[YOUR GOAL]
Pull every line that includes the word "state" out of the data below and copy it.

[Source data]
■ ■ ■ ■
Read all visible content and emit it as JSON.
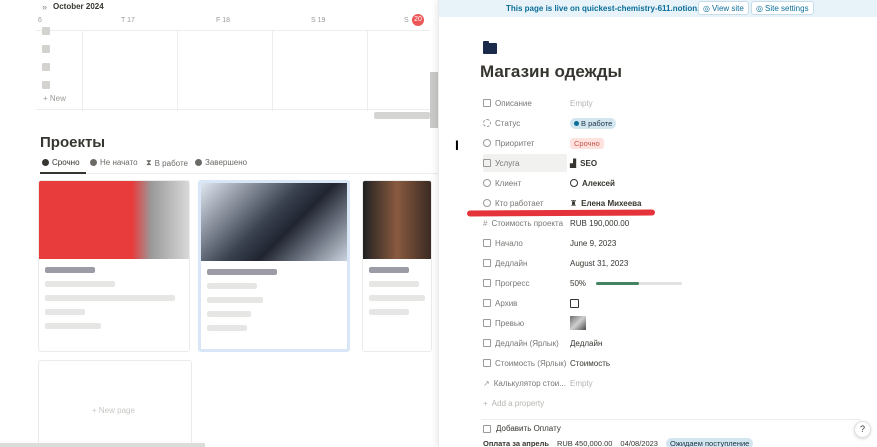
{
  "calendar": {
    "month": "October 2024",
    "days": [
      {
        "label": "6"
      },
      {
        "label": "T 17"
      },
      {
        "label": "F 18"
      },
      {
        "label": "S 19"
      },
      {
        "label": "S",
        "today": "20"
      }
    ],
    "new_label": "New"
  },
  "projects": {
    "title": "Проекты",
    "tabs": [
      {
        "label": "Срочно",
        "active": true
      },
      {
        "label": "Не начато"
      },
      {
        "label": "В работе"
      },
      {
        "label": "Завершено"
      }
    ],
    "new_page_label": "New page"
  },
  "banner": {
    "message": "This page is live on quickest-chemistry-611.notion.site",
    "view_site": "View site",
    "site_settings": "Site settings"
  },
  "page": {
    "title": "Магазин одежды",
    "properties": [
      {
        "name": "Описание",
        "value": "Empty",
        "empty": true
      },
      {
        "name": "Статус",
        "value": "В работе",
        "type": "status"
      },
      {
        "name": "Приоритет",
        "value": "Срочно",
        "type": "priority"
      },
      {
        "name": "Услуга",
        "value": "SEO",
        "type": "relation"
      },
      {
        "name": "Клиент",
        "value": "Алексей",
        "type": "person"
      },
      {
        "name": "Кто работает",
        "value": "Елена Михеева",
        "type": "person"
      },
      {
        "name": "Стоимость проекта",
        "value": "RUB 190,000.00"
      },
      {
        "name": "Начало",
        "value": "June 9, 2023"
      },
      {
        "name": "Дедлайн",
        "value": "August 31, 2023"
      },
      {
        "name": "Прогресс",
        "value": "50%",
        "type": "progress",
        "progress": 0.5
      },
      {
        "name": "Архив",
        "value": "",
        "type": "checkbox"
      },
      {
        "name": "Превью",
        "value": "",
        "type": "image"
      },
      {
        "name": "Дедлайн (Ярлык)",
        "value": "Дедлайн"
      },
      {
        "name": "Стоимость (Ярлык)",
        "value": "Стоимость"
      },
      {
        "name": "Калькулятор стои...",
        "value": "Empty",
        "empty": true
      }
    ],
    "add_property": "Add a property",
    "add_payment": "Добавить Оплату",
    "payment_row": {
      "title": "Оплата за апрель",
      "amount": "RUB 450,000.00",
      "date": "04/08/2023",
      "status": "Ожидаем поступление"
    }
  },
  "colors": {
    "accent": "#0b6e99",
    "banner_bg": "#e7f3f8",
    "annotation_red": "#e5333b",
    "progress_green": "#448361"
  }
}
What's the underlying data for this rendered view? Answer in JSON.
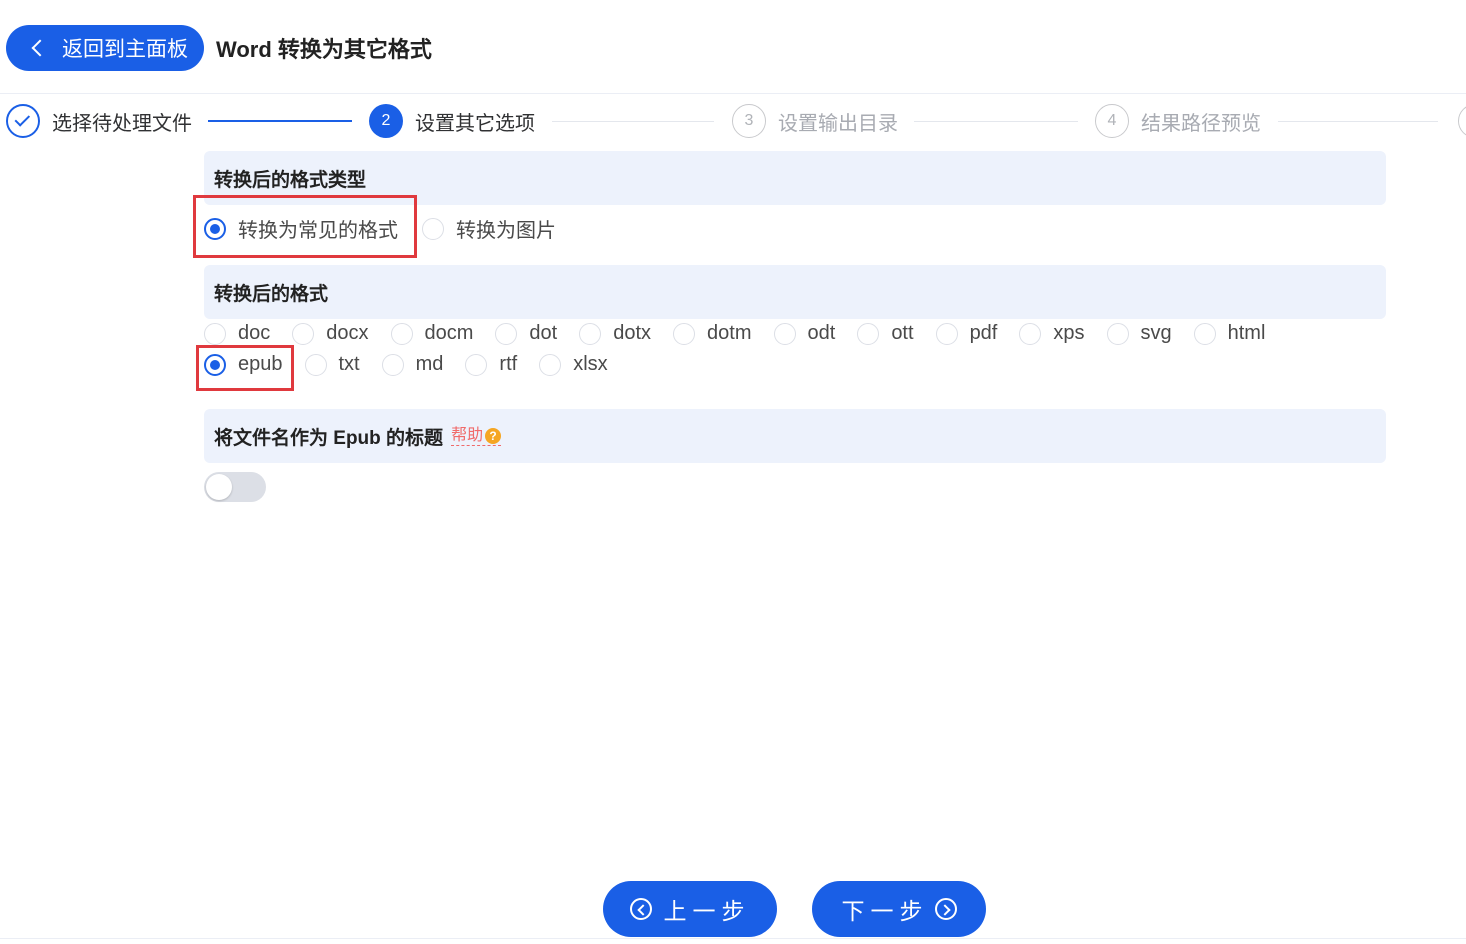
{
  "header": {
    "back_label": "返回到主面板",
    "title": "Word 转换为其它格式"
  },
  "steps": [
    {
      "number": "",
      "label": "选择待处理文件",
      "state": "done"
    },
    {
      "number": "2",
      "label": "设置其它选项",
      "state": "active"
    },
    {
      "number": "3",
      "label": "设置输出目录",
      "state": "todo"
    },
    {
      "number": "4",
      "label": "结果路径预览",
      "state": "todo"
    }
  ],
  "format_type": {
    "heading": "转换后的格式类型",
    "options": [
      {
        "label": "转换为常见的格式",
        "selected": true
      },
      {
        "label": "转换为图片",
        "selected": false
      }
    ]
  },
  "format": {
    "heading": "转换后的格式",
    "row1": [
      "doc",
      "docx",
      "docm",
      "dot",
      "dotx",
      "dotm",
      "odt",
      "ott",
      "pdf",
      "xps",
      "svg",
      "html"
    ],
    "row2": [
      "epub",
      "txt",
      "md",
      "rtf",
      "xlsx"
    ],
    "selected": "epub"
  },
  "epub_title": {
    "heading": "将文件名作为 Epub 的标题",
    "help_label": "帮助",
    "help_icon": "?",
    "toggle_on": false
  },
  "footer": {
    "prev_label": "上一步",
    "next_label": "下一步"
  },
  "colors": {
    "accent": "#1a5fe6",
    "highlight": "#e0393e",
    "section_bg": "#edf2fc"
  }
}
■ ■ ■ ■
[SOLUTION BELOW]
      "state": "done"
      "state": "active"
      "state": "todo"
      "state": "todo"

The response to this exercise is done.